Hello, readers! Not only is this week National Library Week (and coincidentally, RPL’s reopening week), but it’s also currently National Poetry Month! I’ll admit that I haven’t always found poetry accessible in the past–traditionally, I’ve appreciated the straight-shooting, no-nonsense directness of prose (which is often also lyrically expressive). As Thomas Hardy said, poetry is the art of putting emotion into measure (okay, that’s not verbatim, but close enough)–it’s all the feels distilled into a few lines.

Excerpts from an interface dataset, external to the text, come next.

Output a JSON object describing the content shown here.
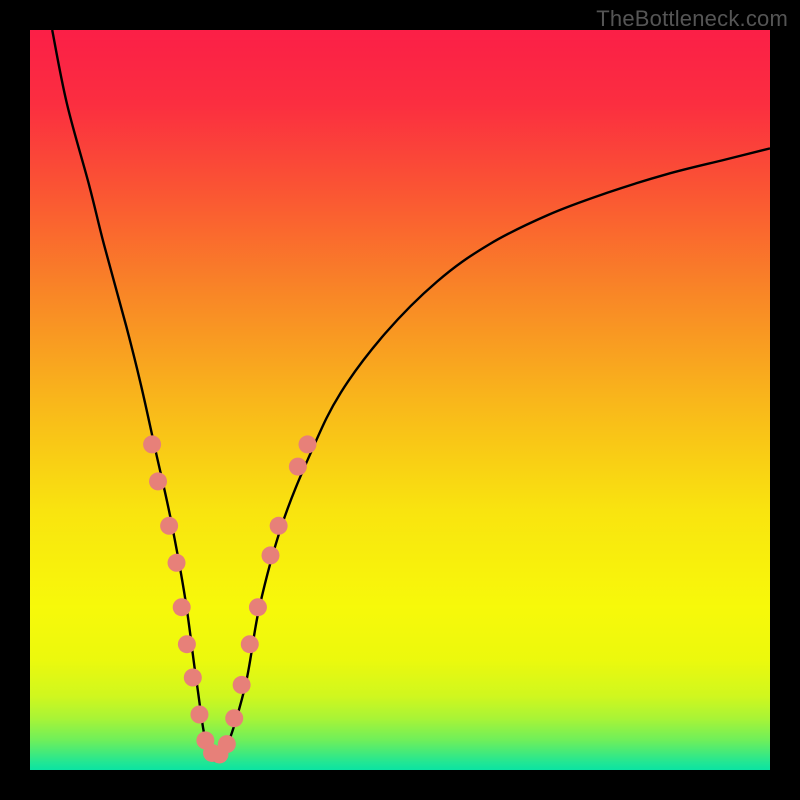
{
  "watermark": "TheBottleneck.com",
  "gradient": {
    "stops": [
      {
        "offset": 0,
        "color": "#fb1f47"
      },
      {
        "offset": 0.1,
        "color": "#fb2e40"
      },
      {
        "offset": 0.22,
        "color": "#fa5633"
      },
      {
        "offset": 0.35,
        "color": "#f98427"
      },
      {
        "offset": 0.5,
        "color": "#f9b61b"
      },
      {
        "offset": 0.65,
        "color": "#f9e40f"
      },
      {
        "offset": 0.78,
        "color": "#f7f90a"
      },
      {
        "offset": 0.85,
        "color": "#ecf90d"
      },
      {
        "offset": 0.9,
        "color": "#d0f71e"
      },
      {
        "offset": 0.93,
        "color": "#a9f436"
      },
      {
        "offset": 0.96,
        "color": "#6eef5b"
      },
      {
        "offset": 0.99,
        "color": "#20e695"
      },
      {
        "offset": 1.0,
        "color": "#0be3a3"
      }
    ]
  },
  "chart_data": {
    "type": "line",
    "title": "",
    "xlabel": "",
    "ylabel": "",
    "x_range": [
      0,
      100
    ],
    "y_range": [
      0,
      100
    ],
    "series": [
      {
        "name": "bottleneck-curve",
        "x": [
          3,
          5,
          8,
          10,
          13,
          15,
          17,
          19,
          21,
          22.5,
          24,
          26,
          29,
          31,
          34,
          38,
          42,
          48,
          55,
          62,
          70,
          78,
          86,
          94,
          100
        ],
        "values": [
          100,
          90,
          79,
          71,
          60,
          52,
          43,
          34,
          23,
          12,
          3,
          2,
          11,
          22,
          33,
          43,
          51,
          59,
          66,
          71,
          75,
          78,
          80.5,
          82.5,
          84
        ]
      }
    ],
    "highlight_points": {
      "name": "highlighted-dots",
      "color": "#e78079",
      "radius": 9,
      "points": [
        {
          "x": 16.5,
          "y": 44
        },
        {
          "x": 17.3,
          "y": 39
        },
        {
          "x": 18.8,
          "y": 33
        },
        {
          "x": 19.8,
          "y": 28
        },
        {
          "x": 20.5,
          "y": 22
        },
        {
          "x": 21.2,
          "y": 17
        },
        {
          "x": 22.0,
          "y": 12.5
        },
        {
          "x": 22.9,
          "y": 7.5
        },
        {
          "x": 23.7,
          "y": 4
        },
        {
          "x": 24.6,
          "y": 2.3
        },
        {
          "x": 25.6,
          "y": 2.1
        },
        {
          "x": 26.6,
          "y": 3.5
        },
        {
          "x": 27.6,
          "y": 7
        },
        {
          "x": 28.6,
          "y": 11.5
        },
        {
          "x": 29.7,
          "y": 17
        },
        {
          "x": 30.8,
          "y": 22
        },
        {
          "x": 32.5,
          "y": 29
        },
        {
          "x": 33.6,
          "y": 33
        },
        {
          "x": 36.2,
          "y": 41
        },
        {
          "x": 37.5,
          "y": 44
        }
      ]
    }
  }
}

It’s only as I’ve gotten older that I’ve come to appreciate the concise wisdom of a fine piece of poetry, the incredible skill required to create vibrant imagery within the confines of limited space, and its ability to convey the emotional heft of a collective national moment.
Here are a few ways you can participate in 25th annual National Poetry Month celebrations:
- Go sign up for the Poem-a-Day program and receive a poem in your inbox each day, curated by author Jane Hirshfield. You can also listen to a playlist of poets reading their work!
- Attend a virtual poetry event:
- RPL is honored to have Richmond’s poet laureate, Roscoe Burnems, host a virtual poetry slam with The Writer’s Den on April 28th!
- Check out a list of events nationwide…
- Or listen to VCU’s celebrated poet, Kathleen Graber, give a virtual talk for the Humanities Research Center on April 26th (register for free here).
- Alternatively, swing by Hull Street Library or West End Library on April 29th to pick up your own special poem for Poem in Your Pocket Day!
- Dip into one of our many amazing poetry collections, including:
- Former ReadUp speaker and UVA professor Kiki Petrosino’s most recent collection, White Blood: A Lyric of Viginia
- Kathleen Graber’s Eternal City, Poems
- Jewel Atiya Peterson’s (one of RPL’s very own librarians!) We will gaze at the sun to find her
- Danez Smith’s Don’t Call Us Dead
- Li-Young Lee’s Book of My Nights: Poems
- Or get better acquainted with the classics with The Complete Poems of Emily Dickinson or Blake’s Selected Poems (William Blake was a trippy artist, as well).
- Read some prose about poetry! Peruse this booklist for recommendations.
- Read my all-time favorite poem here (or perhaps even better, listen to Auden himself recite it here).
Happy National Poetry Month, all!